A recent example of unrest erupts across the world after the killing of a Black man, George Floyd, by a white police officer, even some peaceful protests have descended into chaos, calling into question the efficacy of violence when it comes to spurring social change. According to Gordana Rabrenovic, an associate professor of Sociology at Northeastern University, violence might be the quickest way to achieve the goals, but in order to sustain victory, one would need to use coercion that keeps people in constant fear of punishment. Even peaceful civil rights movements are violent because it’s violence that motivates people to take action.

 

The historical record of nonviolent action is full of powerful examples of the power of strikes, boycotts, and other tactics that don’t gather large numbers of people in public places. In South Africa, cultural and academic boycotts against racial apartheid helped lead to the end of the white-minority government. Mahatma Gandhi encouraged Indians to wear homespun cloth instead of imported clothing to help shift India toward economic independence from its colonial ruler.

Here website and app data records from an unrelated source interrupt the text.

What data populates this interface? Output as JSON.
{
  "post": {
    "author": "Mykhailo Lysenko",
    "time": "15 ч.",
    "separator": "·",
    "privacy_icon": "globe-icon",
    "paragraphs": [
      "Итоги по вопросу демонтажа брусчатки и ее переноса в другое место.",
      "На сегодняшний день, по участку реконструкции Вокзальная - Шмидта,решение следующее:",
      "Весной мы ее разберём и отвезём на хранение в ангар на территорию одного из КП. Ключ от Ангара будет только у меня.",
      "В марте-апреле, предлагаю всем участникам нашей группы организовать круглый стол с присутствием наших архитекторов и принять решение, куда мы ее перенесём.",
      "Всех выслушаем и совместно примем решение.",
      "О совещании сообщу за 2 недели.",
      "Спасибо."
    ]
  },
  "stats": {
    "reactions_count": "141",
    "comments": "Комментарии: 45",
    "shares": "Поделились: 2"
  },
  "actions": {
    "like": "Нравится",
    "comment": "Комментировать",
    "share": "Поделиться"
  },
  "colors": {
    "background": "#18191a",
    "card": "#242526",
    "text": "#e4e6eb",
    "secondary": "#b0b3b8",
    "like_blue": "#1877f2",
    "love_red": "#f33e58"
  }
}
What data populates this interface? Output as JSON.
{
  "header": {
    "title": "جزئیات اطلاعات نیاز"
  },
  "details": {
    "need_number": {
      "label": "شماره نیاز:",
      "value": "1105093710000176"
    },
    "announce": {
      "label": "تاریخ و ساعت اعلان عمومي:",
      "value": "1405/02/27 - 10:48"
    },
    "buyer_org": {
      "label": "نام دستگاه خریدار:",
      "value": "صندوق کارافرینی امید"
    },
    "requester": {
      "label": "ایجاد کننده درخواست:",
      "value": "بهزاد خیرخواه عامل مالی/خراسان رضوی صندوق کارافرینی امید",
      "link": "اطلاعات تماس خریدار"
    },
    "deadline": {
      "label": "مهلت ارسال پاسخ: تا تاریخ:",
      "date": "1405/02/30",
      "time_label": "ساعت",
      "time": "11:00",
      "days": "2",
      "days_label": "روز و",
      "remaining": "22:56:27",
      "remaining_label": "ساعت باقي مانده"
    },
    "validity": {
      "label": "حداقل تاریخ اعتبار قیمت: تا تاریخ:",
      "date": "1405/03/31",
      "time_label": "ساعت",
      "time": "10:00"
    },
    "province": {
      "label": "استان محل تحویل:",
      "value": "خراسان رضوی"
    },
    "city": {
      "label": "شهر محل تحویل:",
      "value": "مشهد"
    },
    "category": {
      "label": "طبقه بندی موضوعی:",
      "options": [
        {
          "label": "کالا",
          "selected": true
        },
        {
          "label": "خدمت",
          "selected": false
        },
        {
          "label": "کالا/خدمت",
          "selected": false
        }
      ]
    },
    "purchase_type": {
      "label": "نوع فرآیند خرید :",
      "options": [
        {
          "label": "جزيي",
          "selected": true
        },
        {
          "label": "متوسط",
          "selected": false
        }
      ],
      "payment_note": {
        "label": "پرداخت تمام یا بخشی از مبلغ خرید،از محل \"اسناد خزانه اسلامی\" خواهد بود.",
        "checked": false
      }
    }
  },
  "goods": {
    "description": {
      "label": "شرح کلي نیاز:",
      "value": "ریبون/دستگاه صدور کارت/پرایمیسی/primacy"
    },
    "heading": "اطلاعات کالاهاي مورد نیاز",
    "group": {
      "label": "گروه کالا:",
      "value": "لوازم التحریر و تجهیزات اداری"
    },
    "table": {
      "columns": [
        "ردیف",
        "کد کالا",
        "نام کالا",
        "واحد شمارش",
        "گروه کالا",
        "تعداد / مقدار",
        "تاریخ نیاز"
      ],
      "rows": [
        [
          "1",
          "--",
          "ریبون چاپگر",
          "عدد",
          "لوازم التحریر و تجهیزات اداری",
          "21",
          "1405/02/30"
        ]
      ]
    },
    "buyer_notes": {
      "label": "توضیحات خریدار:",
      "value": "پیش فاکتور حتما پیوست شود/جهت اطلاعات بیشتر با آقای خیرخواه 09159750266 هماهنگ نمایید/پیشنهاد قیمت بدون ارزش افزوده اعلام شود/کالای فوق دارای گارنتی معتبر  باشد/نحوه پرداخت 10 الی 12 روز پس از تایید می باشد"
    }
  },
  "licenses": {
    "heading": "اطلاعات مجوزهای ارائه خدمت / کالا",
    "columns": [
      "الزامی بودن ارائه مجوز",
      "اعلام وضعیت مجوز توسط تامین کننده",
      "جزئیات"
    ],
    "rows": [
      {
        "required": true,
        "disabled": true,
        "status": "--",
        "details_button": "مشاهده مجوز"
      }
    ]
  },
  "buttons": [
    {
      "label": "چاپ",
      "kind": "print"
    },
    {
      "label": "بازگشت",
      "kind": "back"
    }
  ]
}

And more recently in Tunisia, in addition to the mass protests that marked the start of the 2011 Arab uprisings, strikes, and boycotts launched by labour and trade unions were key factors in the nonviolent ouster of President Ben Ali.

 

Gurbani Gandhi